What you will do:
Each entry below is to be extracted exactly.

The data:
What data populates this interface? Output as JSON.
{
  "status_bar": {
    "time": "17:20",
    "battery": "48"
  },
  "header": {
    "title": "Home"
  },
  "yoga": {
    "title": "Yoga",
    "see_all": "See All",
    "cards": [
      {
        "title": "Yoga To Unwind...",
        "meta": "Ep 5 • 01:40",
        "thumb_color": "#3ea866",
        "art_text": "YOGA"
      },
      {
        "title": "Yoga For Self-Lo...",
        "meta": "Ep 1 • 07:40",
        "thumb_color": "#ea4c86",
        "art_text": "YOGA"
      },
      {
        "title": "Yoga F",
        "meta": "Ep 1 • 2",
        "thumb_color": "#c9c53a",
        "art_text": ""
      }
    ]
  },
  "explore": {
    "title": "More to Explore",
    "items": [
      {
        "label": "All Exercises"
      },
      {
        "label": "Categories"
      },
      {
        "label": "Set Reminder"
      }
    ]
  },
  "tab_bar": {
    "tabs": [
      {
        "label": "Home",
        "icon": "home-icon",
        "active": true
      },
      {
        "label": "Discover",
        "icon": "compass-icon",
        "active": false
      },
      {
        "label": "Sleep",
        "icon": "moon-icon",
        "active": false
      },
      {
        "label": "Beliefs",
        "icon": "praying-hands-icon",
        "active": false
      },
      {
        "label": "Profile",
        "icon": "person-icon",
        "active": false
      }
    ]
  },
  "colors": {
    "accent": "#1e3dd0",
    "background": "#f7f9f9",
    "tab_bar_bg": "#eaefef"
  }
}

Solved exercise:
What data populates this interface? Output as JSON.
{
  "status_bar": {
    "time": "17:20",
    "battery": "48"
  },
  "header": {
    "title": "Home"
  },
  "yoga": {
    "title": "Yoga",
    "see_all": "See All",
    "cards": [
      {
        "title": "Yoga To Unwind...",
        "meta": "Ep 5 • 01:40",
        "thumb_color": "#3ea866",
        "art_text": "YOGA"
      },
      {
        "title": "Yoga For Self-Lo...",
        "meta": "Ep 1 • 07:40",
        "thumb_color": "#ea4c86",
        "art_text": "YOGA"
      },
      {
        "title": "Yoga F",
        "meta": "Ep 1 • 2",
        "thumb_color": "#c9c53a",
        "art_text": ""
      }
    ]
  },
  "explore": {
    "title": "More to Explore",
    "items": [
      {
        "label": "All Exercises"
      },
      {
        "label": "Categories"
      },
      {
        "label": "Set Reminder"
      }
    ]
  },
  "tab_bar": {
    "tabs": [
      {
        "label": "Home",
        "icon": "home-icon",
        "active": true
      },
      {
        "label": "Discover",
        "icon": "compass-icon",
        "active": false
      },
      {
        "label": "Sleep",
        "icon": "moon-icon",
        "active": false
      },
      {
        "label": "Beliefs",
        "icon": "praying-hands-icon",
        "active": false
      },
      {
        "label": "Profile",
        "icon": "person-icon",
        "active": false
      }
    ]
  },
  "colors": {
    "accent": "#1e3dd0",
    "background": "#f7f9f9",
    "tab_bar_bg": "#eaefef"
  }
}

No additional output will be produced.